Containerization is going to have an appeal for the next generation of developers, partly because it can't be matched in every way by sophisticated virtualization tools and management. There's evidence from IBM that containers deploy more quickly and run more efficiently than virtual machines. They can also be more densely packed on servers. That's a big plus in the cloud, where overall efficiency remains a litmus test of who will thrive and who will die.
Containerization "is an important way to get standardization at the sub-virtual machine level, allowing portable apps to be packaged in a lightweight fashion and be easily and reliably consumed by PaaS clouds everywhere," wrote IDC software analyst Al Hilwa from the DockerCon 2014 event.
Cloud computing based on vCloud Hybrid Service will have ESX Server hypervisors in both the data center and public cloud. No hypervisor is required for cloud computing based on Docker, a point Google plans to illustrate with its Compute Engine service.
On the other hand, Docker workloads can be deployed in virtual machines, if the user chooses. It is conceivable containers and virtual machines will be used hand-in-glove in some cloud settings. In others, containers will run by themselves on bare metal for maximum efficiency.
For the foreseeable future, virtualization has several management advantages in the enterprise data center, with its potpourri of legacy applications. Those applications can be made independent of the hardware they were launched on and managed with pooled resources. Workloads can be moved around while running to maximize utilization of servers -- containers cannot. But the software-defined data center doesn't necessarily rule out Linux containers. They can be fit in alongside VMs.
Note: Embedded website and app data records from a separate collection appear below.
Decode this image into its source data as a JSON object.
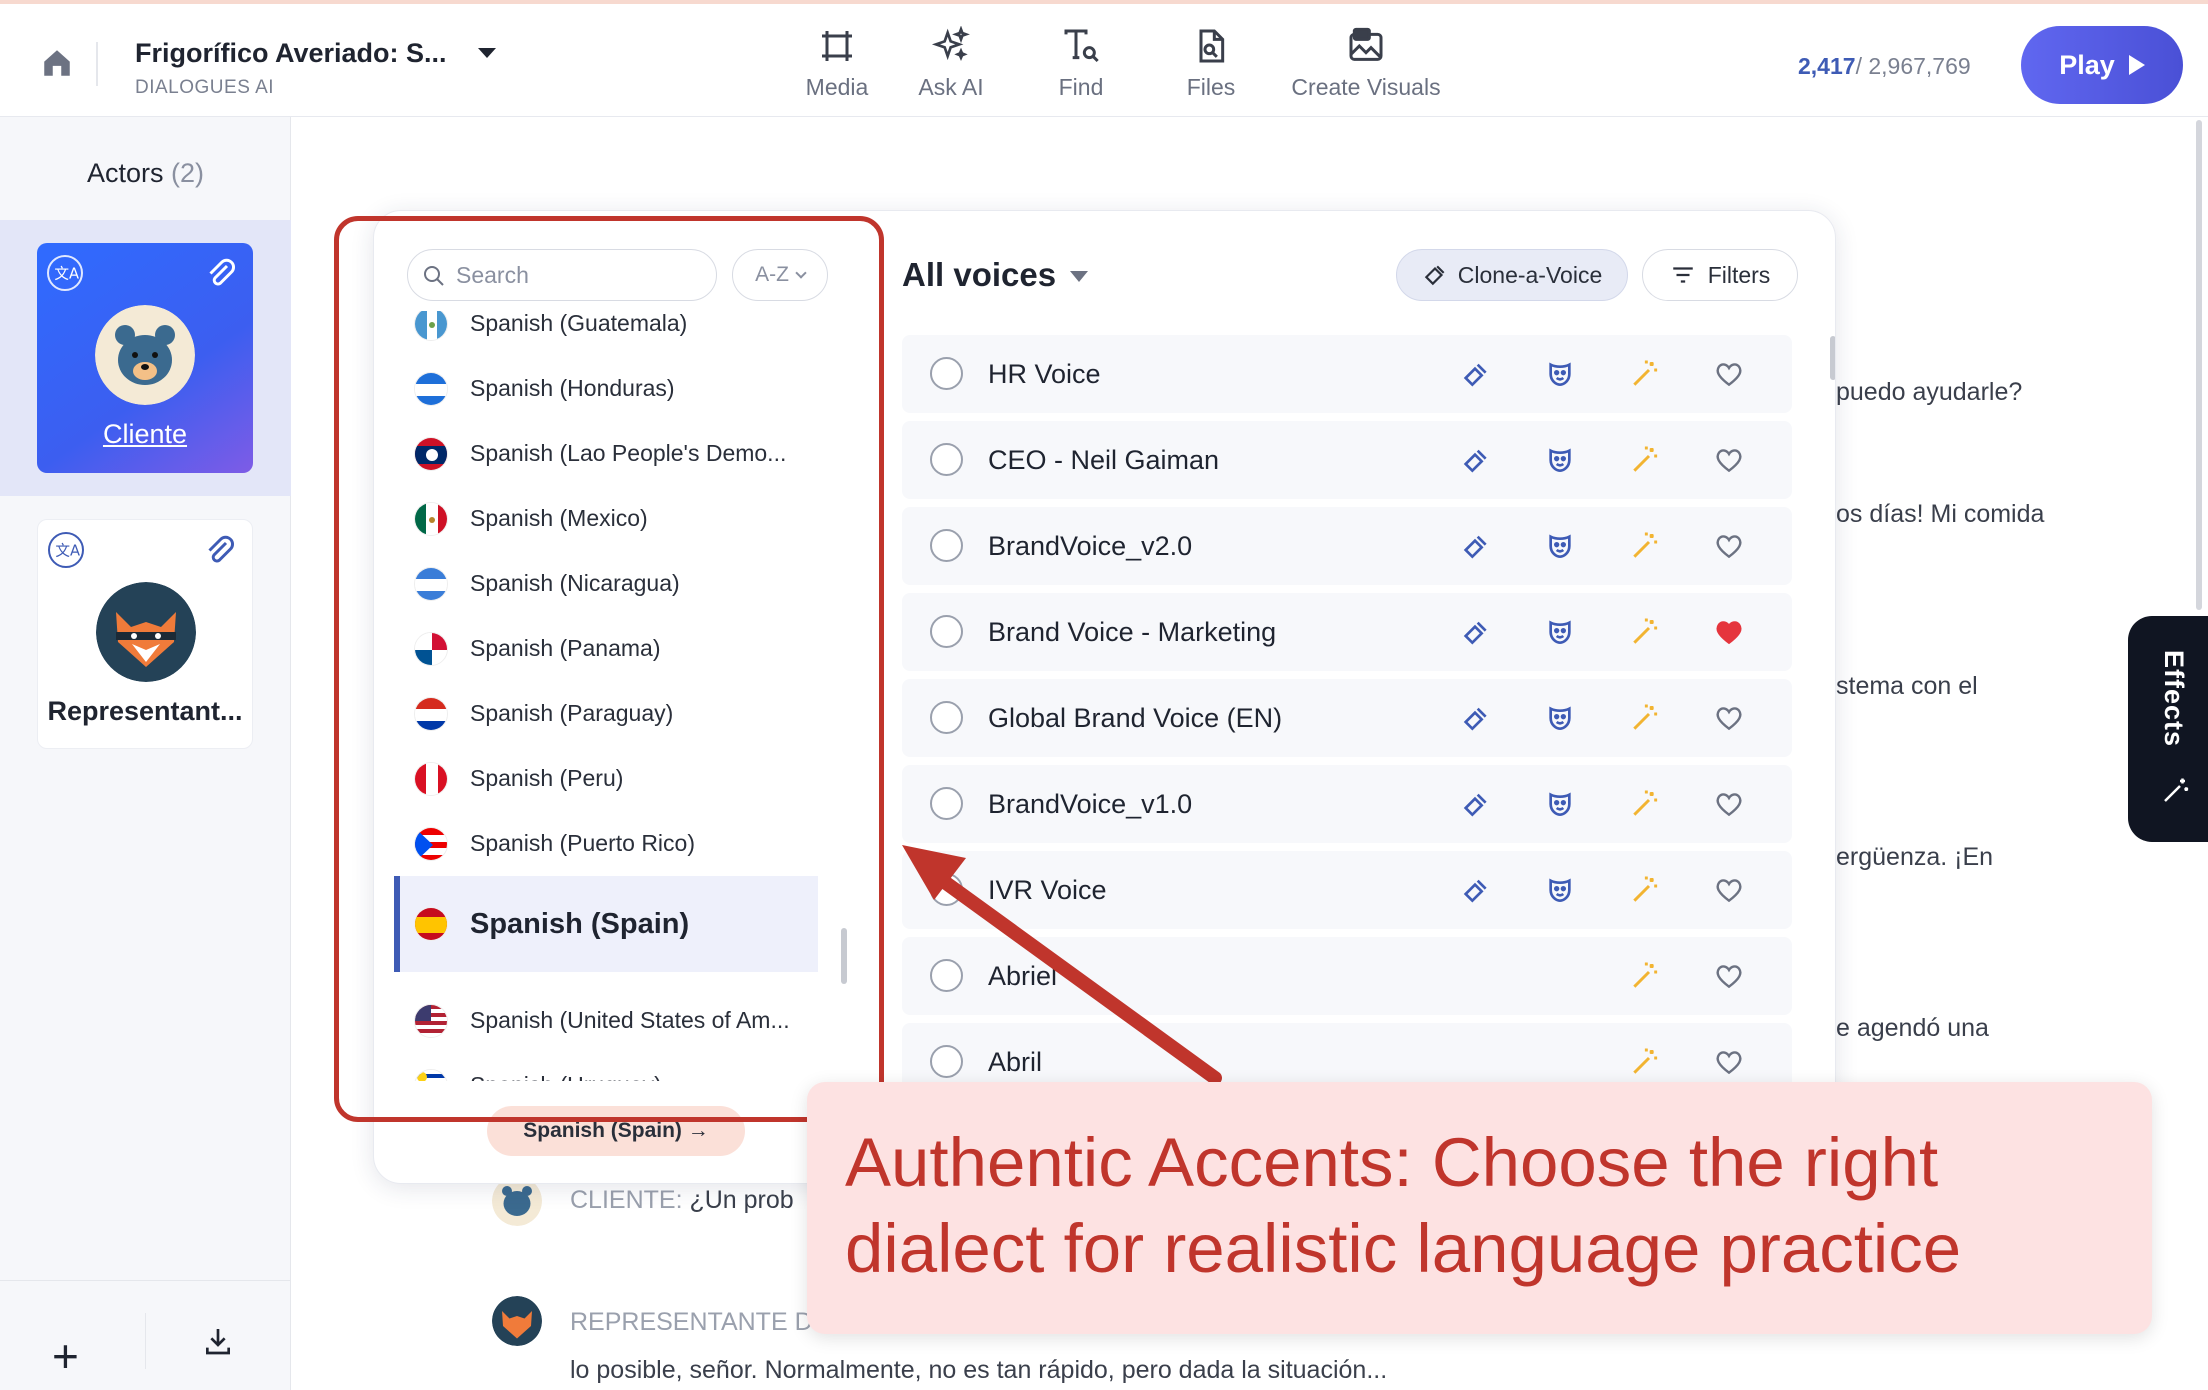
{
  "header": {
    "project_title": "Frigorífico Averiado: S...",
    "project_subtitle": "DIALOGUES AI",
    "tools": [
      {
        "label": "Media",
        "icon": "media-frame-icon"
      },
      {
        "label": "Ask AI",
        "icon": "sparkles-icon"
      },
      {
        "label": "Find",
        "icon": "find-text-icon"
      },
      {
        "label": "Files",
        "icon": "file-search-icon"
      },
      {
        "label": "Create Visuals",
        "icon": "image-create-icon"
      }
    ],
    "count_used": "2,417",
    "count_total": "/ 2,967,769",
    "play_label": "Play"
  },
  "sidebar": {
    "actors_label": "Actors",
    "actors_count": "(2)",
    "actors": [
      {
        "name": "Cliente",
        "avatar": "bear-avatar",
        "selected": true
      },
      {
        "name": "Representant...",
        "avatar": "fox-avatar",
        "selected": false
      }
    ]
  },
  "script_lines": [
    {
      "text": "puedo ayudarle?"
    },
    {
      "text": "os días! Mi comida"
    },
    {
      "text": "stema con el"
    },
    {
      "text": "ergüenza. ¡En"
    },
    {
      "text": "e agendó una"
    },
    {
      "speaker": "CLIENTE:",
      "text": " ¿Un prob"
    },
    {
      "speaker": "REPRESENTANTE D",
      "text": ""
    },
    {
      "text": "lo posible, señor. Normalmente, no es tan rápido, pero dada la situación..."
    }
  ],
  "effects_label": "Effects",
  "language_picker": {
    "search_placeholder": "Search",
    "sort_label": "A-Z",
    "languages": [
      {
        "label": "Spanish (Guatemala)",
        "flag": "gt"
      },
      {
        "label": "Spanish (Honduras)",
        "flag": "hn"
      },
      {
        "label": "Spanish (Lao People's Demo...",
        "flag": "la"
      },
      {
        "label": "Spanish (Mexico)",
        "flag": "mx"
      },
      {
        "label": "Spanish (Nicaragua)",
        "flag": "ni"
      },
      {
        "label": "Spanish (Panama)",
        "flag": "pa"
      },
      {
        "label": "Spanish (Paraguay)",
        "flag": "py"
      },
      {
        "label": "Spanish (Peru)",
        "flag": "pe"
      },
      {
        "label": "Spanish (Puerto Rico)",
        "flag": "pr"
      },
      {
        "label": "Spanish (Spain)",
        "flag": "es",
        "selected": true
      },
      {
        "label": "Spanish (United States of Am...",
        "flag": "us"
      },
      {
        "label": "Spanish (Uruguay)",
        "flag": "uy"
      }
    ],
    "selected_chip": "Spanish (Spain)"
  },
  "voices_panel": {
    "title": "All voices",
    "clone_label": "Clone-a-Voice",
    "filters_label": "Filters",
    "voices": [
      {
        "name": "HR Voice",
        "favorite": false,
        "cloned": true
      },
      {
        "name": "CEO - Neil Gaiman",
        "favorite": false,
        "cloned": true
      },
      {
        "name": "BrandVoice_v2.0",
        "favorite": false,
        "cloned": true
      },
      {
        "name": "Brand Voice - Marketing",
        "favorite": true,
        "cloned": true
      },
      {
        "name": "Global Brand Voice (EN)",
        "favorite": false,
        "cloned": true
      },
      {
        "name": "BrandVoice_v1.0",
        "favorite": false,
        "cloned": true
      },
      {
        "name": "IVR Voice",
        "favorite": false,
        "cloned": true
      },
      {
        "name": "Abriel",
        "favorite": false,
        "cloned": false
      },
      {
        "name": "Abril",
        "favorite": false,
        "cloned": false
      }
    ]
  },
  "annotation": {
    "callout_text": "Authentic Accents: Choose the right dialect for realistic language practice",
    "color": "#c0352c"
  },
  "colors": {
    "accent": "#3e5bb5",
    "play_button": "#5a60e8",
    "favorite": "#e5353d",
    "wand": "#f2b431"
  }
}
The next generation of applications, many of which will run in the cloud, are more likely to be built with containers in mind rather than virtualization. When applications are composed as assemblies of many moving and distributed parts, containers will be a better fit.
Google VP of Infrastructure Eric Brewer in a keynote Tuesday said that containers have been critical to how Google does cloud computing. In a blog post the same day, he said, "Everything at Google, from search to Gmail, is packaged and run in a Linux container. Each week we launch more than 2 billion container instances across our global data centers, and the power of containers has enabled both more reliable services and higher, more-efficient scalability."
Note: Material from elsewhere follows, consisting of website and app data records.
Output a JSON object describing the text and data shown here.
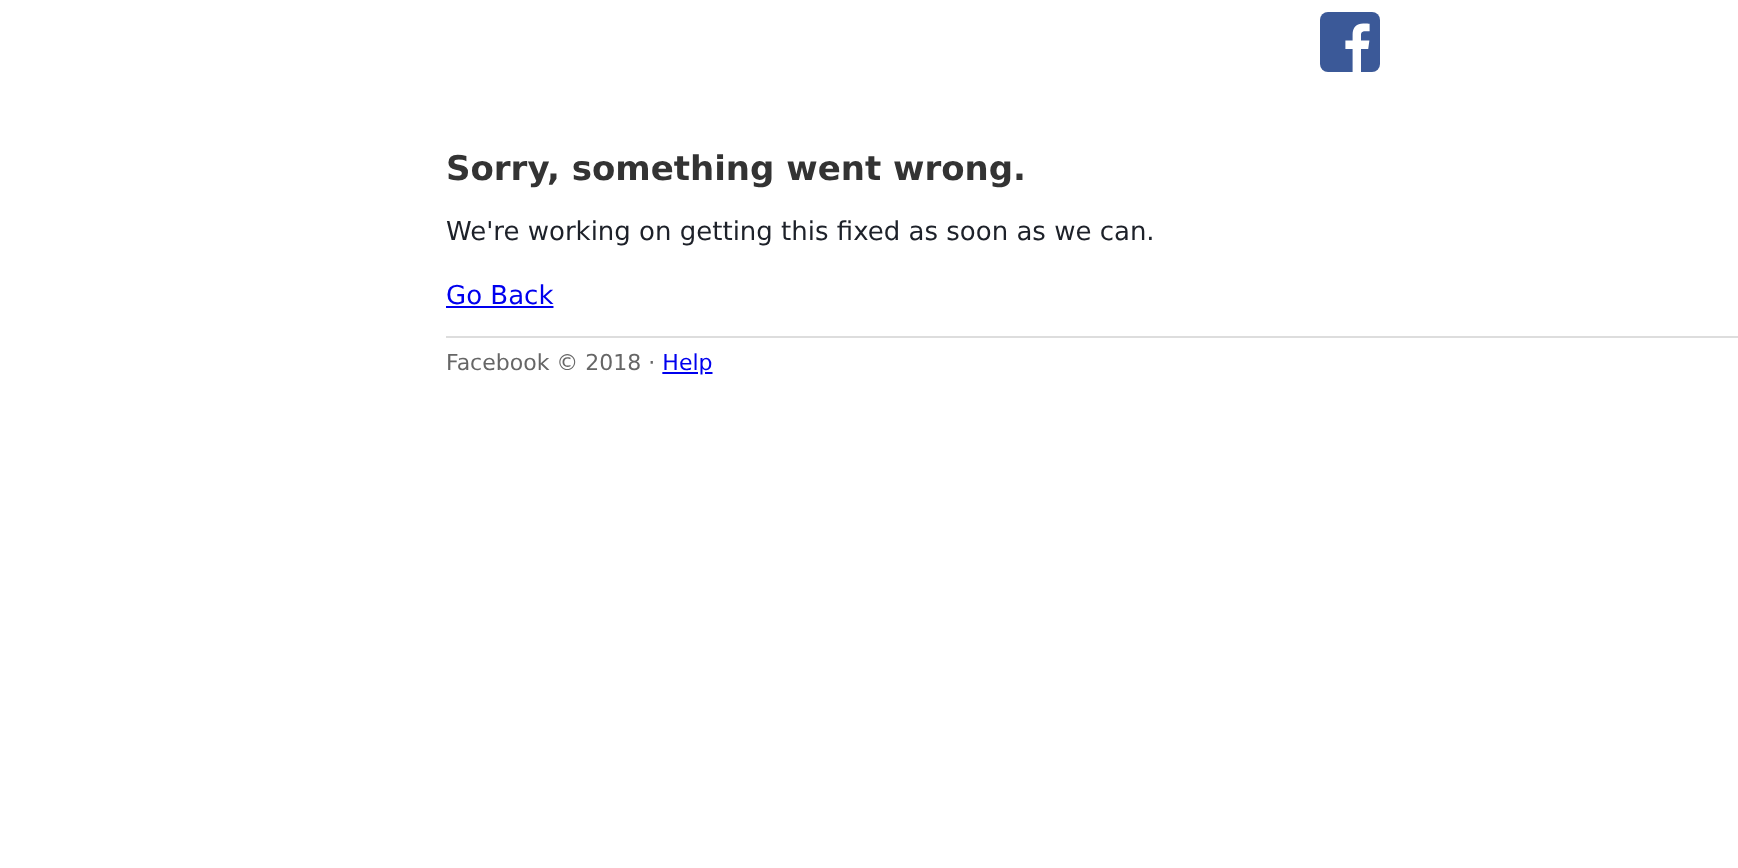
{
  "heading": "Sorry, something went wrong.",
  "message": "We're working on getting this fixed as soon as we can.",
  "back_link": "Go Back",
  "footer": {
    "text": "Facebook © 2018 · ",
    "link": "Help"
  }
}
Google also released Tuesday a container management system, Kubernetes, as open source code. Google uses Kubernetes to manage those 2 billion container instances, but few details of its operation are known yet. Nevertheless, other cloud providers and builders of enterprise private clouds now have a management system to start with.
As a better understanding of attributes of containerization emerges, it will be the tools to create and manage them that will take center stage. It's too soon to know how flexibly containers will be managed or migrated, or the future tasks they may be able to undertake. But the giant step represented by the move to virtualization in the data center appears about to be repeated, this time with containerization in the cloud.
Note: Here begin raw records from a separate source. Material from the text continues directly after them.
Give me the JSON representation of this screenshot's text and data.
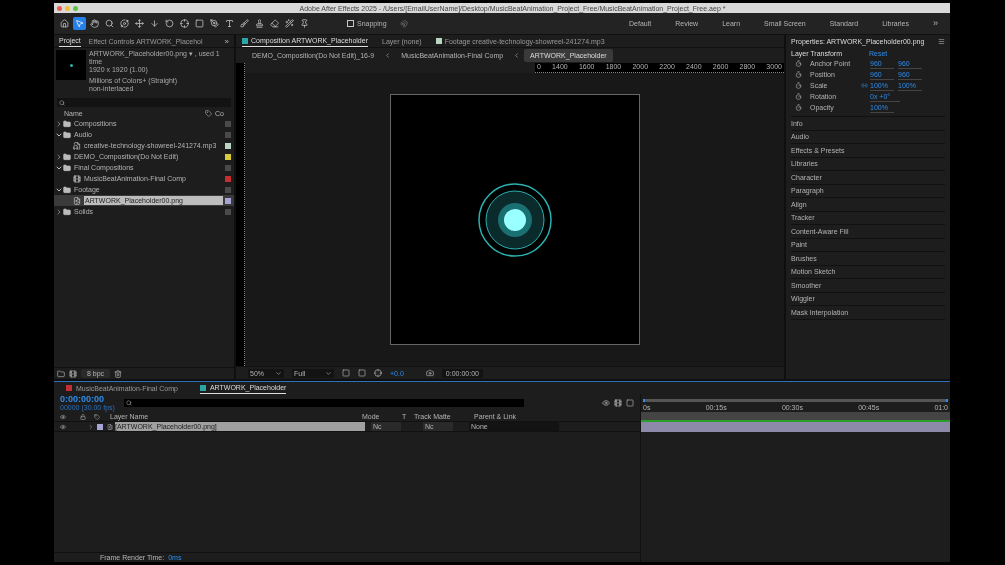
{
  "window": {
    "title": "Adobe After Effects 2025 - /Users/[EmailUserName]/Desktop/MusicBeatAnimation_Project_Free/MusicBeatAnimation_Project_Free.aep *"
  },
  "toolbar": {
    "tools": [
      {
        "kind": "home",
        "selected": false
      },
      {
        "kind": "selection",
        "selected": true
      },
      {
        "kind": "hand",
        "selected": false
      },
      {
        "kind": "zoom",
        "selected": false
      },
      {
        "kind": "orbit",
        "selected": false
      },
      {
        "kind": "move",
        "selected": false
      },
      {
        "kind": "dolly",
        "selected": false
      },
      {
        "kind": "rotate",
        "selected": false
      },
      {
        "kind": "anchor",
        "selected": false
      },
      {
        "kind": "shape",
        "selected": false
      },
      {
        "kind": "pen",
        "selected": false
      },
      {
        "kind": "type",
        "selected": false
      },
      {
        "kind": "brush",
        "selected": false
      },
      {
        "kind": "stamp",
        "selected": false
      },
      {
        "kind": "eraser",
        "selected": false
      },
      {
        "kind": "roto",
        "selected": false
      },
      {
        "kind": "puppet",
        "selected": false
      }
    ],
    "snapping": {
      "label": "Snapping",
      "checked": false
    },
    "workspaces": [
      "Default",
      "Review",
      "Learn",
      "Small Screen",
      "Standard",
      "Libraries"
    ],
    "overflow": "»"
  },
  "project_panel": {
    "tabs": [
      {
        "label": "Project",
        "selected": true
      },
      {
        "label": "Effect Controls ARTWORK_Placehol",
        "selected": false
      }
    ],
    "overflow": "»",
    "info": [
      "ARTWORK_Placeholder00.png ▾ , used 1 time",
      "1920 x 1920 (1.00)",
      "Millions of Colors+ (Straight)",
      "non-interlaced"
    ],
    "columns": [
      "Name",
      "Co"
    ],
    "items": [
      {
        "kind": "folder",
        "name": "Compositions",
        "expanded": false,
        "selected": false,
        "color": "#4a4a4a"
      },
      {
        "kind": "folder",
        "name": "Audio",
        "expanded": true,
        "selected": false,
        "color": "#4a4a4a",
        "children": [
          {
            "kind": "audio",
            "name": "creative-technology-showreel-241274.mp3",
            "selected": false,
            "color": "#b9d6c3"
          }
        ]
      },
      {
        "kind": "folder",
        "name": "DEMO_Composition(Do Not Edit)",
        "expanded": false,
        "selected": false,
        "color": "#d9cc3c"
      },
      {
        "kind": "folder",
        "name": "Final Compositions",
        "expanded": true,
        "selected": false,
        "color": "#4a4a4a",
        "children": [
          {
            "kind": "comp",
            "name": "MusicBeatAnimation-Final Comp",
            "selected": false,
            "color": "#c4302f"
          }
        ]
      },
      {
        "kind": "folder",
        "name": "Footage",
        "expanded": true,
        "selected": false,
        "color": "#4a4a4a",
        "children": [
          {
            "kind": "image",
            "name": "ARTWORK_Placeholder00.png",
            "selected": true,
            "color": "#a7a4d6"
          }
        ]
      },
      {
        "kind": "folder",
        "name": "Solids",
        "expanded": false,
        "selected": false,
        "color": "#4a4a4a"
      }
    ],
    "bit_depth": "8 bpc"
  },
  "composition_panel": {
    "tabs": [
      {
        "label": "Composition ARTWORK_Placeholder",
        "selected": true,
        "color": "#2aa6a6"
      },
      {
        "label": "Layer (none)",
        "selected": false
      },
      {
        "label": "Footage creative-technology-showreel-241274.mp3",
        "selected": false,
        "color": "#b9d6c3"
      }
    ],
    "breadcrumbs": [
      {
        "label": "DEMO_Composition(Do Not Edit)_16-9",
        "selected": false
      },
      {
        "label": "MusicBeatAnimation-Final Comp",
        "selected": false
      },
      {
        "label": "ARTWORK_Placeholder",
        "selected": true
      }
    ],
    "ruler": [
      "0",
      "1400",
      "1600",
      "1800",
      "2000",
      "2200",
      "2400",
      "2600",
      "2800",
      "3000"
    ],
    "zoom": "50%",
    "resolution": "Full",
    "exposure": "+0.0",
    "timecode": "0:00:00:00"
  },
  "properties_panel": {
    "title": "Properties: ARTWORK_Placeholder00.png",
    "section": "Layer Transform",
    "reset": "Reset",
    "properties": [
      {
        "name": "Anchor Point",
        "values": [
          "960",
          "960"
        ],
        "linked": false
      },
      {
        "name": "Position",
        "values": [
          "960",
          "960"
        ],
        "linked": false
      },
      {
        "name": "Scale",
        "values": [
          "100%",
          "100%"
        ],
        "linked": true
      },
      {
        "name": "Rotation",
        "values": [
          "0x +0°"
        ],
        "linked": false
      },
      {
        "name": "Opacity",
        "values": [
          "100%"
        ],
        "linked": false
      }
    ],
    "panels": [
      "Info",
      "Audio",
      "Effects & Presets",
      "Libraries",
      "Character",
      "Paragraph",
      "Align",
      "Tracker",
      "Content-Aware Fill",
      "Paint",
      "Brushes",
      "Motion Sketch",
      "Smoother",
      "Wiggler",
      "Mask Interpolation"
    ]
  },
  "timeline": {
    "tabs": [
      {
        "label": "MusicBeatAnimation-Final Comp",
        "selected": false,
        "color": "#c4302f"
      },
      {
        "label": "ARTWORK_Placeholder",
        "selected": true,
        "color": "#2aa6a6"
      }
    ],
    "timecode": "0:00:00:00",
    "frames": "00000 (30.00 fps)",
    "columns": {
      "layer_name": "Layer Name",
      "mode": "Mode",
      "t": "T",
      "track_matte": "Track Matte",
      "parent": "Parent & Link"
    },
    "layers": [
      {
        "name": "[ARTWORK_Placeholder00.png]",
        "color": "#a7a4d6",
        "selected": true,
        "mode": "Nc",
        "matte": "Nc",
        "parent": "None"
      }
    ],
    "time_ruler": [
      "0s",
      "00:15s",
      "00:30s",
      "00:45s",
      "01:0"
    ],
    "render_time_label": "Frame Render Time:",
    "render_time": "0ms"
  }
}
Can the trendy tech strategy of DevOps really bring peace between developers and IT operations -- and deliver faster, more reliable app creation and delivery? Also in the DevOps Challenge issue of InformationWeek: Execs charting digital business strategies can't afford to take Internet connectivity for granted.Charles Babcock is an editor-at-large for InformationWeek and author of Management Strategies for the Cloud Revolution, a McGraw-Hill book. He is the former editor-in-chief of Digital News, former software editor of Computerworld and former technology editor of Interactive ... View Full Bio